Input for this task:
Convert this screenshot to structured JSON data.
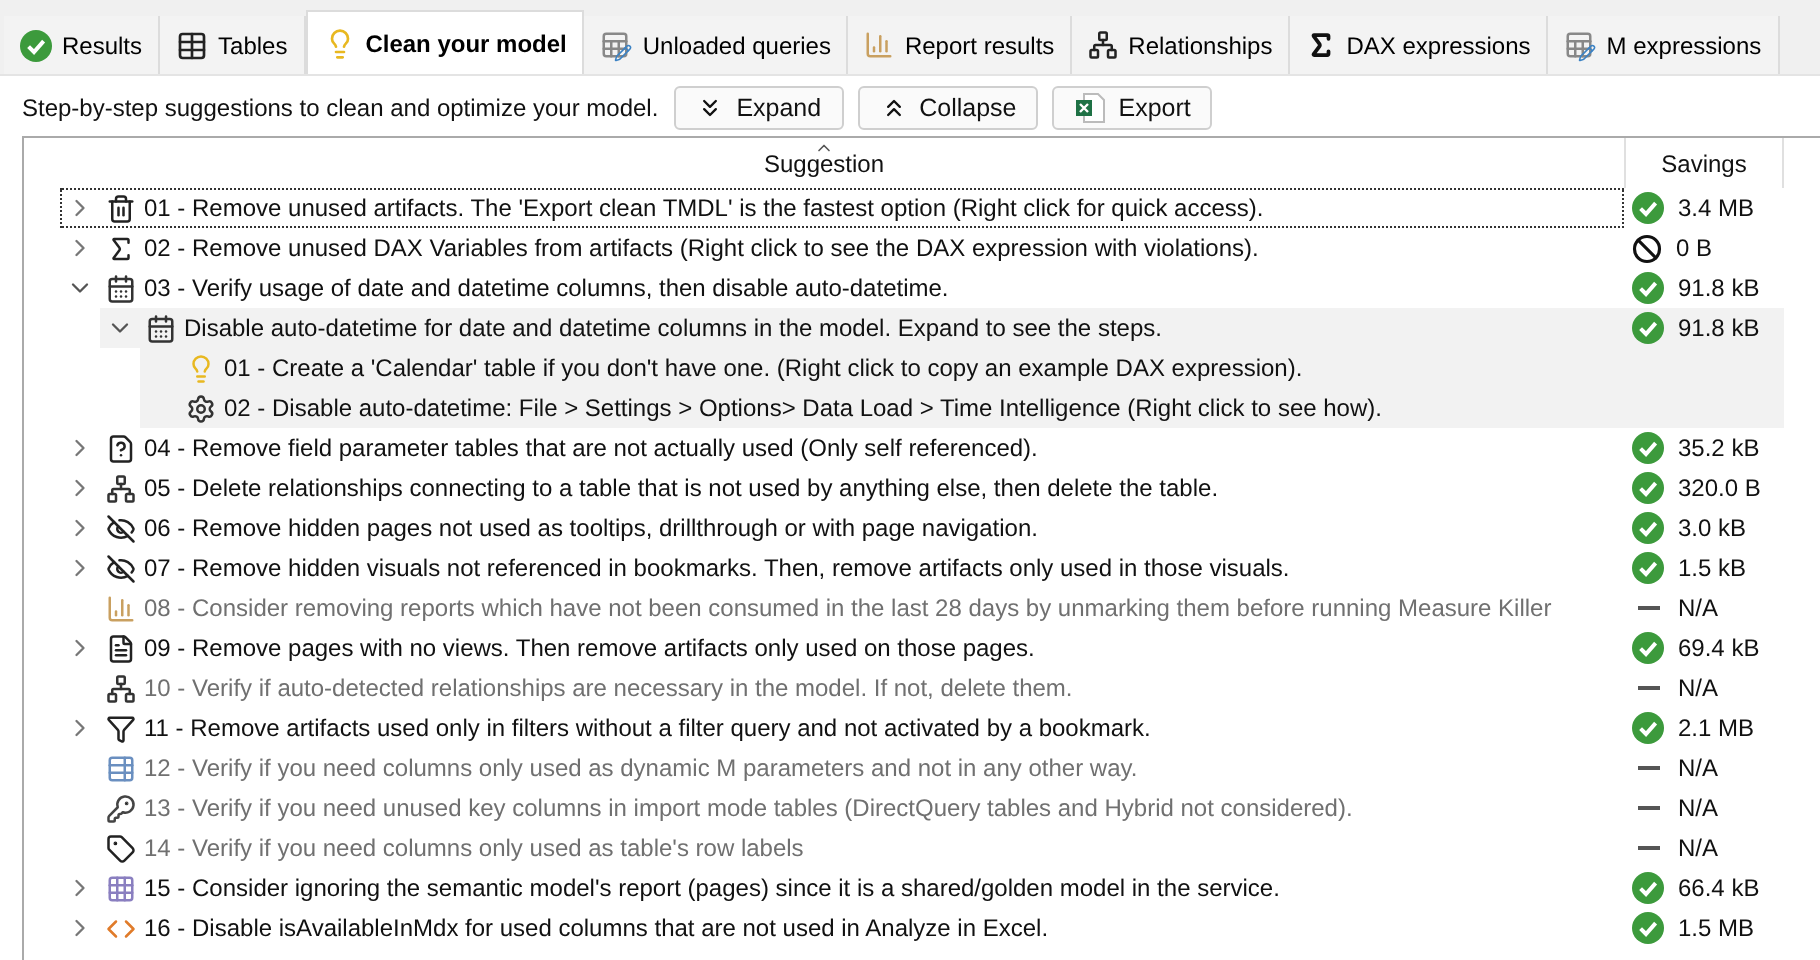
{
  "tabs": [
    {
      "label": "Results",
      "selected": false
    },
    {
      "label": "Tables",
      "selected": false
    },
    {
      "label": "Clean your model",
      "selected": true
    },
    {
      "label": "Unloaded queries",
      "selected": false
    },
    {
      "label": "Report results",
      "selected": false
    },
    {
      "label": "Relationships",
      "selected": false
    },
    {
      "label": "DAX expressions",
      "selected": false
    },
    {
      "label": "M expressions",
      "selected": false
    }
  ],
  "toolbar": {
    "description": "Step-by-step suggestions to clean and optimize your model.",
    "buttons": [
      {
        "label": "Expand"
      },
      {
        "label": "Collapse"
      },
      {
        "label": "Export"
      }
    ]
  },
  "table": {
    "columns": [
      "Suggestion",
      "Savings"
    ],
    "rows": [
      {
        "kind": "ok",
        "text": "01 - Remove unused artifacts. The 'Export clean TMDL' is the fastest option (Right click for quick access).",
        "savings": "3.4 MB",
        "expandable": true,
        "expanded": false,
        "disabled": false,
        "focused": true,
        "highlighted": false
      },
      {
        "kind": "none",
        "text": "02 - Remove unused DAX Variables from artifacts (Right click to see the DAX expression with violations).",
        "savings": "0 B",
        "expandable": true,
        "expanded": false,
        "disabled": false,
        "focused": false,
        "highlighted": false
      },
      {
        "kind": "ok",
        "text": "03 - Verify usage of date and datetime columns, then disable auto-datetime.",
        "savings": "91.8 kB",
        "expandable": true,
        "expanded": true,
        "disabled": false,
        "focused": false,
        "highlighted": false,
        "children": [
          {
            "kind": "ok",
            "text": "Disable auto-datetime for date and datetime columns in the model. Expand to see the steps.",
            "savings": "91.8 kB",
            "expandable": true,
            "expanded": true,
            "disabled": false,
            "focused": false,
            "highlighted": true,
            "children": [
              {
                "text": "01 - Create a 'Calendar' table if you don't have one. (Right click to copy an example DAX expression).",
                "disabled": false,
                "focused": false,
                "highlighted": true
              },
              {
                "text": "02 - Disable auto-datetime: File > Settings > Options> Data Load > Time Intelligence (Right click to see how).",
                "disabled": false,
                "focused": false,
                "highlighted": true
              }
            ]
          }
        ]
      },
      {
        "kind": "ok",
        "text": "04 - Remove field parameter tables that are not actually used (Only self referenced).",
        "savings": "35.2 kB",
        "expandable": true,
        "expanded": false,
        "disabled": false,
        "focused": false,
        "highlighted": false
      },
      {
        "kind": "ok",
        "text": "05 - Delete relationships connecting to a table that is not used by anything else, then delete the table.",
        "savings": "320.0 B",
        "expandable": true,
        "expanded": false,
        "disabled": false,
        "focused": false,
        "highlighted": false
      },
      {
        "kind": "ok",
        "text": "06 - Remove hidden pages not used as tooltips, drillthrough or with page navigation.",
        "savings": "3.0 kB",
        "expandable": true,
        "expanded": false,
        "disabled": false,
        "focused": false,
        "highlighted": false
      },
      {
        "kind": "ok",
        "text": "07 - Remove hidden visuals not referenced in bookmarks. Then, remove artifacts only used in those visuals.",
        "savings": "1.5 kB",
        "expandable": true,
        "expanded": false,
        "disabled": false,
        "focused": false,
        "highlighted": false
      },
      {
        "kind": "na",
        "text": "08 - Consider removing reports which have not been consumed in the last 28 days by unmarking them before running Measure Killer",
        "savings": "N/A",
        "expandable": false,
        "disabled": true,
        "focused": false,
        "highlighted": false
      },
      {
        "kind": "ok",
        "text": "09 - Remove pages with no views. Then remove artifacts only used on those pages.",
        "savings": "69.4 kB",
        "expandable": true,
        "expanded": false,
        "disabled": false,
        "focused": false,
        "highlighted": false
      },
      {
        "kind": "na",
        "text": "10 - Verify if auto-detected relationships are necessary in the model. If not, delete them.",
        "savings": "N/A",
        "expandable": false,
        "disabled": true,
        "focused": false,
        "highlighted": false
      },
      {
        "kind": "ok",
        "text": "11 - Remove artifacts used only in filters without a filter query and not activated by a bookmark.",
        "savings": "2.1 MB",
        "expandable": true,
        "expanded": false,
        "disabled": false,
        "focused": false,
        "highlighted": false
      },
      {
        "kind": "na",
        "text": "12 - Verify if you need columns only used as dynamic M parameters and not in any other way.",
        "savings": "N/A",
        "expandable": false,
        "disabled": true,
        "focused": false,
        "highlighted": false
      },
      {
        "kind": "na",
        "text": "13 - Verify if you need unused key columns in import mode tables (DirectQuery tables and Hybrid not considered).",
        "savings": "N/A",
        "expandable": false,
        "disabled": true,
        "focused": false,
        "highlighted": false
      },
      {
        "kind": "na",
        "text": "14 - Verify if you need columns only used as table's row labels",
        "savings": "N/A",
        "expandable": false,
        "disabled": true,
        "focused": false,
        "highlighted": false
      },
      {
        "kind": "ok",
        "text": "15 - Consider ignoring the semantic model's report (pages) since it is a shared/golden model in the service.",
        "savings": "66.4 kB",
        "expandable": true,
        "expanded": false,
        "disabled": false,
        "focused": false,
        "highlighted": false
      },
      {
        "kind": "ok",
        "text": "16 - Disable isAvailableInMdx for used columns that are not used in Analyze in Excel.",
        "savings": "1.5 MB",
        "expandable": true,
        "expanded": false,
        "disabled": false,
        "focused": false,
        "highlighted": false
      }
    ]
  }
}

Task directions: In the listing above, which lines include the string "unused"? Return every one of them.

Answer for this exercise:
        "text": "01 - Remove unused artifacts. The 'Export clean TMDL' is the fastest option (Right click for quick access).",
        "text": "02 - Remove unused DAX Variables from artifacts (Right click to see the DAX expression with violations).",
        "text": "13 - Verify if you need unused key columns in import mode tables (DirectQuery tables and Hybrid not considered).",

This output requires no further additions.